ABSTRACT This is a descriptive, cross-sectional and partly analytic study aiming to determine the factors causing burnout in professional and private lives of nurses working in the university and state hospitals in a city. About 333 nurses were reached by sampling method. Data collection was made by a question form consisting of two parts. The first part was developed by the investigators. In this part, data on demographic, professional and private life conditions of individuals were collected. In the second part, "Maslach Burnout Inventory" was used to determine the burnout levels of individuals. The most important findings of the present study are as follows: higher education level, work experience and higher status decrease burnout while working at night shifts increases it. In addition, nurses who have problems in relations with the other team members and are not satisfied with their work conditions have higher levels of burnout. Having difficulty in childcare and in doing house chores, health problems of the nurse herself or her children, economic hardships and difficulties encountered in transportation are other factors increasing burnout.

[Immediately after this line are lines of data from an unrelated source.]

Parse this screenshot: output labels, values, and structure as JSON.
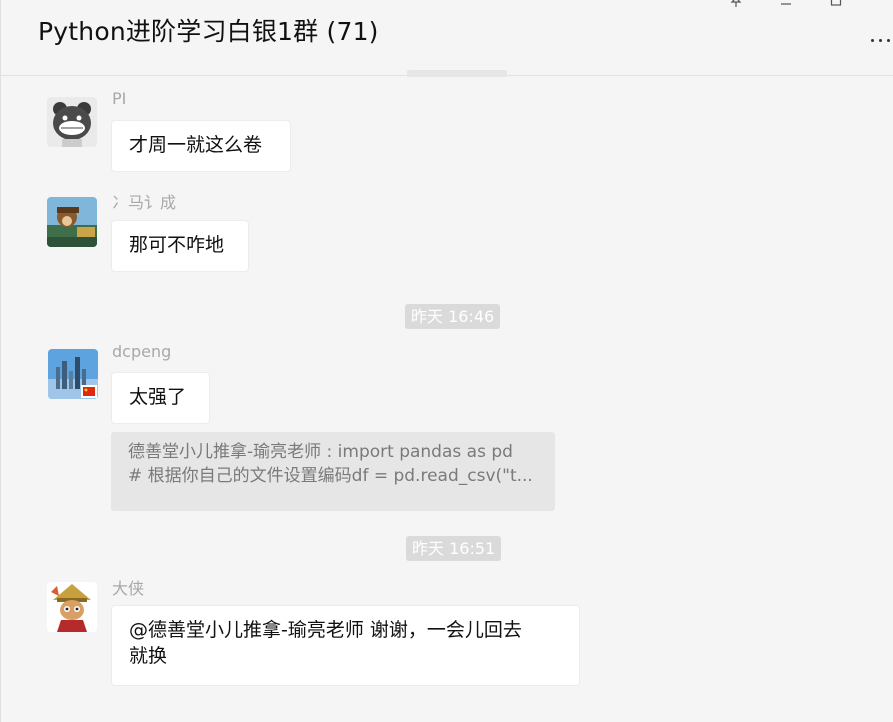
{
  "header": {
    "title": "Python进阶学习白银1群 (71)",
    "pin_icon": "pin-icon",
    "minimize_icon": "minimize-icon",
    "maximize_icon": "maximize-icon",
    "more_icon": "more-dots-icon"
  },
  "messages": {
    "m1": {
      "sender": "PI",
      "text": "才周一就这么卷"
    },
    "m2": {
      "sender": "冫马讠成",
      "text": "那可不咋地"
    },
    "t1": "昨天 16:46",
    "m3": {
      "sender": "dcpeng",
      "text": "太强了",
      "quote_line1": "德善堂小儿推拿-瑜亮老师 : import pandas as pd",
      "quote_line2": "# 根据你自己的文件设置编码df = pd.read_csv(\"t..."
    },
    "t2": "昨天 16:51",
    "m4": {
      "sender": "大侠",
      "text_line1": "@德善堂小儿推拿-瑜亮老师 谢谢，一会儿回去",
      "text_line2": "就换"
    }
  },
  "colors": {
    "background": "#f5f5f5",
    "bubble": "#ffffff",
    "time_pill": "#dadada",
    "quote": "#e6e6e6"
  }
}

Available from: Ayten Demir zencirci, Feb 10, 2015
1 Follower
  • [Show abstract] [Hide abstract]
    ABSTRACT: It has been shown that recovery (i.e., unwinding from one’s job demands) is important for reducing the negative effects of job stress. Consequently, poor recovery from job stress deserves research attention as a risk factor in the job stress–strain relationship. Recovery can occur both during free time (i.e., evenings, weekends, vacations) and within working days (i.e., lunch breaks and shorter breaks at work). In this chapter, we focus on within-working day recovery, which has thus far received much less attention than off-job recovery. Our aim is to examine the role of at-work breaks in employee recovery. We reviewed findings from earlier empirical studies to address the following three questions: First, do breaks at work have effects on employeeʼ well-being and health? Second, are there specific activities during work breaks that impact the recovery process and outcomes? Third, are there other factors than activities that either hinder or facilitate recovery during breaks at work? The review revealed, first, that breaks at work benefit health and well-being, especially when employees are free to take a break at a point of heightened fatigue. Second, in terms of recovery, engaging in relaxing break activities is beneficial regardless of the length of the break. Third, autonomy related to break schedules and activities, as well as positive affect seem to facilitate recovery at work, whereas obligatory activities and the accompanying negative affect hinder recovery. In practice, both employees and organizations should pay attention to utilizing breaks from work for unwinding in order to sustain long-term well-being and health.
    Job Stress: Risk Factors, Health Effects and Coping Strategies, Edited by C. R. Hopkins, 07/2015: chapter Insufficient recovery from job stress as a risk factor for poor health and well-being; Hauppauge (NY): Nova Science Publishers., ISBN: 978-1-63482-021-9
  • Source
    [Show abstract] [Hide abstract]
    ABSTRACT: The reason of burnout is the negative influence of job stress. Due to burnout nurses work may become less productive, employees are absent due to illness, as well as the fluctuation of staff increases. It shows the need to develop adaptive coping strategies among nurses. The aim of the study was to find out stress coping mechanisms and burnout presence among nurses practicing in Latvia. The instruments which used for data collection: demographic questionnaire, R.S. Lazarus and S. Folkman's The Ways of Coping Scale and Maslach Burnout Inventory. The Ways of Coping Scale completed by 484 nurses working in healthcare institutions in different regions of Latvia in the age range from 21 to 66 years. The highest values have: planful problem-solving, self-controlling and positive reappraisal, accepting responsibility and seeking social support; while the lowest values can be seen in two scales - confrontive coping and escape/avoidance. The prevailing ways of coping stress in the sample are planful problem solving, self-controlling and positive reappraisal. Maslach burned out inventory which was completed by 587 practicing nurses. Age range of respondents was from 22 to 68 years. Descriptive statistical parameters for Maslach Burnot Inventory by subscales: mean for Emotional Exhaustion subscale - 22.75 (SD=10.75), for Depersonalization subscale was 7.52 (SD=5.30) and for rank of Personal achievement subscale - 34.57 (SD=8.22).
    Procedia - Social and Behavioral Sciences 12/2014; 159:261-267. DOI:10.1016/j.sbspro.2014.12.369
  • Source